According to recent figures from the International Labour Organization (ILO), there are, worldwide, 168 million working children. Although still far too high, this number has gradually dropped since the year 2000, showing that the practical efforts of governments, civil society and NGOs, of which Terre des hommes (Tdh) is one, are bearing fruit.
On September 2013, the ILO published a new report on the child labour around the globe. The study shows that nearly 168 million children are in a work situation, whilst there were 245 millions of them in 2000. The number of children engaging in activities that put their health, their safety or their moral development in danger has even been halved during the same period.
Mirela Schuteriqi, Tdh’s specialist in protection against exploitation and child trafficking, says: “This report confirms the validity of Tdh’s in-field strategy. It identifies Sub-Saharan Africa as the region where child labour is most widespread (one child in five), and it is in this area that most of our projects for fighting child exploitation are implemented.”
The report also shows that although the main proportion of children’s work is in agriculture, the number of children exploited in the sectors of service and industry is on the rise.
All over the world, Tdh protects working children
The fight against child labour is one of the pillars of Tdh’s programme for protection.
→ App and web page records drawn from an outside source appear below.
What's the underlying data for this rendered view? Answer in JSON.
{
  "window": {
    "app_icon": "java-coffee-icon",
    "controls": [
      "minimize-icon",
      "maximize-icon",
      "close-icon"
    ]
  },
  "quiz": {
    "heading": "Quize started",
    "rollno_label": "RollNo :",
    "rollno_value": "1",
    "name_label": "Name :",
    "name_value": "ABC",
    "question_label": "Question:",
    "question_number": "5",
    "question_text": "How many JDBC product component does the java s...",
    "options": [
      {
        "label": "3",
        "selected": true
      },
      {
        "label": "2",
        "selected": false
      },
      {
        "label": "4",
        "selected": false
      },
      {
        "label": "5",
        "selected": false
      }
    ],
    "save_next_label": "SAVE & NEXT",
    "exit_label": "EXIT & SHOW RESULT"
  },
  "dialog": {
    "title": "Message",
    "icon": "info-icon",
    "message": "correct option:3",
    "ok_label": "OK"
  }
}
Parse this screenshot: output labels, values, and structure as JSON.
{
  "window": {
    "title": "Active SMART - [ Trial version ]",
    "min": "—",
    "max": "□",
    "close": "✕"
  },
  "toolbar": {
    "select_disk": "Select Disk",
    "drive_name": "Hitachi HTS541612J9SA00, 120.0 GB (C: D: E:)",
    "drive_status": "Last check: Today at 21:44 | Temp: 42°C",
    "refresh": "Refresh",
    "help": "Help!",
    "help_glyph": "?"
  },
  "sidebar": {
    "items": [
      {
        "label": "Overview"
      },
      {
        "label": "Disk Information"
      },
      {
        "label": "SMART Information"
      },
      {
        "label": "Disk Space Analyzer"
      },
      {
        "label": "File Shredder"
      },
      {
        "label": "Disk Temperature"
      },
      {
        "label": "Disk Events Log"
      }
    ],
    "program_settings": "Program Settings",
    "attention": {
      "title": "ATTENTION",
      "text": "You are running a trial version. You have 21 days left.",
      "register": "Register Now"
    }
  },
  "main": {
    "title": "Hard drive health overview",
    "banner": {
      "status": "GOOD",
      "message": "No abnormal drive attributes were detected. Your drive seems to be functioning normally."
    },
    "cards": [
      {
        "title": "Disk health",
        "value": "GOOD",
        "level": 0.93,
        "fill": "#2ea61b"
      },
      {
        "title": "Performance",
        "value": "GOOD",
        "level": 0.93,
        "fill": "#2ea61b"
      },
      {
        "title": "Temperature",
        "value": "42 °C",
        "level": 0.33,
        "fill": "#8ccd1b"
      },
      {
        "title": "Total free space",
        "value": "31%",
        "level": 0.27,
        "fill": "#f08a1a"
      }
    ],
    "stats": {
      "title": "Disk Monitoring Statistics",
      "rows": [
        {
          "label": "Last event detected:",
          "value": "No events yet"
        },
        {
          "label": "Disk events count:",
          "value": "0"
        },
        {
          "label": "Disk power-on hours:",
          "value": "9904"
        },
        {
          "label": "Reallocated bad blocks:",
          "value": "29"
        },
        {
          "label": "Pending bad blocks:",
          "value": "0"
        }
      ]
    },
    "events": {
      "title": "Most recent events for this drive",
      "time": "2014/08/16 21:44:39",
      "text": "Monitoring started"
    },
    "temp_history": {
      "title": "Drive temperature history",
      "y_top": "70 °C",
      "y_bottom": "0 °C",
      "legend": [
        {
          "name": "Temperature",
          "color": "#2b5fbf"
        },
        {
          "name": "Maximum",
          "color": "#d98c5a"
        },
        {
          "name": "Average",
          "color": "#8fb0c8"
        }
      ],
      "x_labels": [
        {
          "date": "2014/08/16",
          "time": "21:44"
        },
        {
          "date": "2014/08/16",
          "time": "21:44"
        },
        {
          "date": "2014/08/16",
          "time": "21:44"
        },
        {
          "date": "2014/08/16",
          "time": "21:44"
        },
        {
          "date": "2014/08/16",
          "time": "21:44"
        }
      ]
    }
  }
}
Everywhere, all too many children are forced to do hard or dangerous work for a derisory or nonexistent wage. Our Foundation runs numerous programmes, in particular in Morocco, Haiti and Burkina Faso, to come to their aid.
“With these projects, Tdh seeks to assist the youngsters exploited in cotton fields, mines, stone quarries and markets, as well as young domestic workers. Our approach to offer socio-economic assistance and to encourage education is clearly recognized as the way to get things done, according to the report”, notes Mirela Schuteriqi.
The fight goes on
In spite of the encouraging results displayed by the ILO report, we may not forget that there are still 85 million youngsters throughout the world who are in a dangerous work situation. Our common aim is that, in the near future, this figure will fall to zero.